Here's an oldie but a goodie. Well, not a goodie, but this is instructive when it comes to examining liberal bias in the Associated Press: Ron "Authenticity" Fournier from June 2007 defending his liberal biases as "accountability journalism." (h/t NewsBusters fan motherbelt)
In an Associated Press newsletter, Fournier defended what he called "Accountability Journalism" as a news reporting format that "[liberates] reporters and the truth." (emphasis mine):
On the verge of foisting McCain on the Republican Party-- and then turning viciously upon him
Straight Talk The media’s long love affair with the maverick, Arizona Republican Senator John McCain, may be finally about to bear presidential primary fruit.
The Straight Talk Express has taken a circuitous route to the precipice of the Republican nomination and -- throughout the journey -- its co-pilot has been the national media, who rarely have loved a Republican more.
In the February 4 USA Today, Richard Wolf treated news of Bush's last budget proposal by alternating between liberal Democrats attacking the president and Wolf's own stark language in characterizing the spending blueprint. What's more, Wolf cited two Democrats attacking the spending plan, compared to one Republican depending reductions in spending in the final Bush budget.
Remember when the media was concerned about the tone of the Presidential discourse?
About how it had fallen to new lows when an audience member, in querying Republican Senator and aspirant John McCain on November 13th of last year, referred to Democrat hopeful Hillary Rodham Clinton (HRC) as a female dog? CNN's Rick Sanchez tried desperately to create a scandal out of whole cloth, insisting that Senator McCain was obligated to lash said woman verbally and with a wet noodle in defense of HRC's honor.
One major flash-point in the January 21 Democratic debate was when Hillary Clinton slammed Sen. Barack Obama (D-Ill.) for ties to Tony Rezko, an indicted real estate developer. Shortly thereafter a photo from the Clinton administration depicting Sen. Clinton with Rezko and her husband came to the fore, and Clinton subsequently denied knowing Rezko.
Fast forward to today and the Associated Press reporting that Hillary Clinton booster L.A. Mayor Antonio Villaraigosa took campaign contributions from Rezko. The question remains how much the media, outside the Associated Press, will care:
Heaping praise on moderate Republican Rep. Tom Davis (Va.), the Washington Post devoted not one but two articles in the January 31 paper to the congressman. The Post lauded Davis for his centrism, but particularly for angering the Virginia GOP's conservative base. Yet left unmentioned was any analysis suggesting moderation was what felled his wife's 2007 state senate reelection campaign.
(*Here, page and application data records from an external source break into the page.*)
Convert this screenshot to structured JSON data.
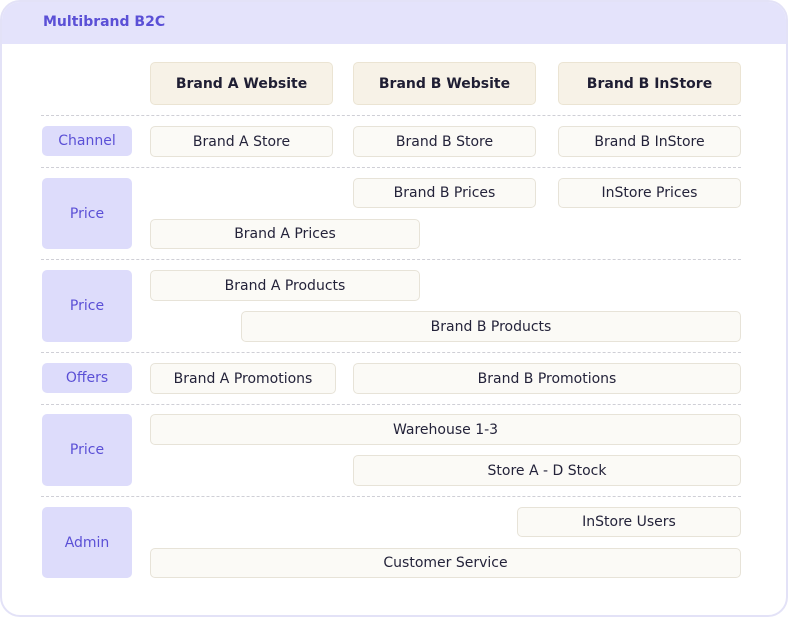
{
  "title": "Multibrand B2C",
  "columns": [
    "Brand A Website",
    "Brand B Website",
    "Brand B InStore"
  ],
  "rows": {
    "channel": {
      "label": "Channel",
      "items": [
        "Brand A Store",
        "Brand B Store",
        "Brand B InStore"
      ]
    },
    "price1": {
      "label": "Price",
      "items": [
        "Brand B Prices",
        "InStore Prices",
        "Brand A Prices"
      ]
    },
    "price2": {
      "label": "Price",
      "items": [
        "Brand A Products",
        "Brand B Products"
      ]
    },
    "offers": {
      "label": "Offers",
      "items": [
        "Brand A Promotions",
        "Brand B Promotions"
      ]
    },
    "price3": {
      "label": "Price",
      "items": [
        "Warehouse 1-3",
        "Store A - D Stock"
      ]
    },
    "admin": {
      "label": "Admin",
      "items": [
        "InStore Users",
        "Customer Service"
      ]
    }
  }
}
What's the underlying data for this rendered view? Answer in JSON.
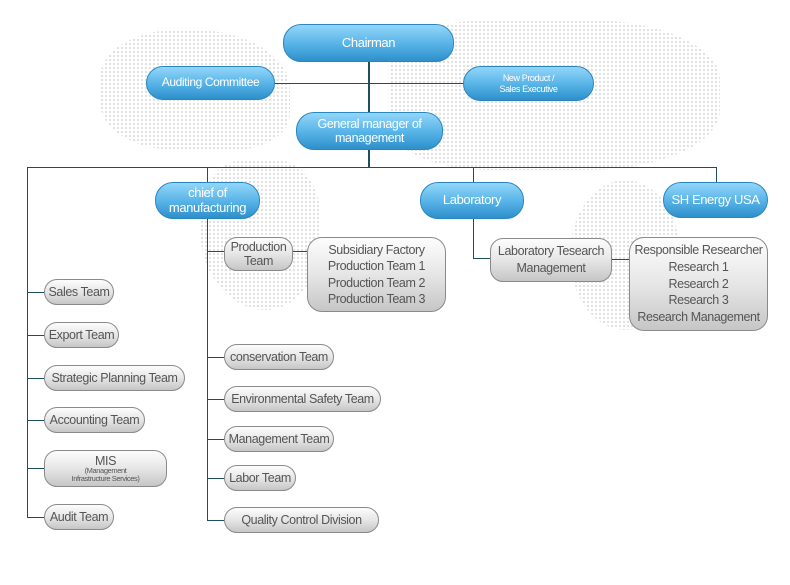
{
  "top": {
    "chairman": "Chairman",
    "auditing": "Auditing Committee",
    "new_product": [
      "New Product /",
      "Sales Executive"
    ],
    "gm": [
      "General manager of",
      "management"
    ]
  },
  "divisions": {
    "chief": [
      "chief of",
      "manufacturing"
    ],
    "laboratory": "Laboratory",
    "sh_energy": "SH Energy USA"
  },
  "left_teams": [
    "Sales Team",
    "Export Team",
    "Strategic Planning Team",
    "Accounting Team",
    "Audit Team"
  ],
  "mis": {
    "title": "MIS",
    "sub": [
      "(Management",
      "Infrastructure Services)"
    ]
  },
  "manufacturing": {
    "production": [
      "Production",
      "Team"
    ],
    "subsidiary": [
      "Subsidiary Factory",
      "Production Team 1",
      "Production Team 2",
      "Production Team 3"
    ],
    "teams": [
      "conservation Team",
      "Environmental Safety Team",
      "Management Team",
      "Labor Team",
      "Quality Control Division"
    ]
  },
  "lab": {
    "research_mgmt": [
      "Laboratory Tesearch",
      "Management"
    ],
    "researchers": [
      "Responsible Researcher",
      "Research 1",
      "Research 2",
      "Research 3",
      "Research Management"
    ]
  },
  "colors": {
    "accent_blue": "#3a9ad6",
    "line": "#1e4f5f",
    "grey_box": "#d8d8d8"
  }
}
Staff writer Bill Turque penned a Metro section front pager ("In Va., Congress, Davis Has Ruled From the Center") that began by noting Davis's Republican Party family pedigree before adding that Davis "crushed" his first political opponent in a 1979 election "by placing himself firmly in the center."
"Uncivil Discourse: Bush pressures Dems to fall in line for his final year."
That's how Newsweek.com teases a Richard Wolffe Web Exclusive analysis of President George W. Bush's final State of the Union address. Wolffe lamented the bitter partisanship in Washington, noting that the Bush-Pelosi-Boehner agreement on an economic stimulus plan was "the rare exception" of "respect and cooperation" that "is hard to find in the halls of Congress at the end of the Bush era."
Too bad, Wolffe gripes, that President Bush used his final State of the Union to chide Congress for failing to make tax cuts permanent (emphasis mine):
"How would you like to get the terrorists' perspective on tonight's State of the Union address?" asks Red State's Erick Erickson, noting the prime real estate -- "just three to four steps away from the House Democratic Whip's Office"-- that the al Jazeera network is getting to cover the State of the Union and the corresponding Democratic response tonight.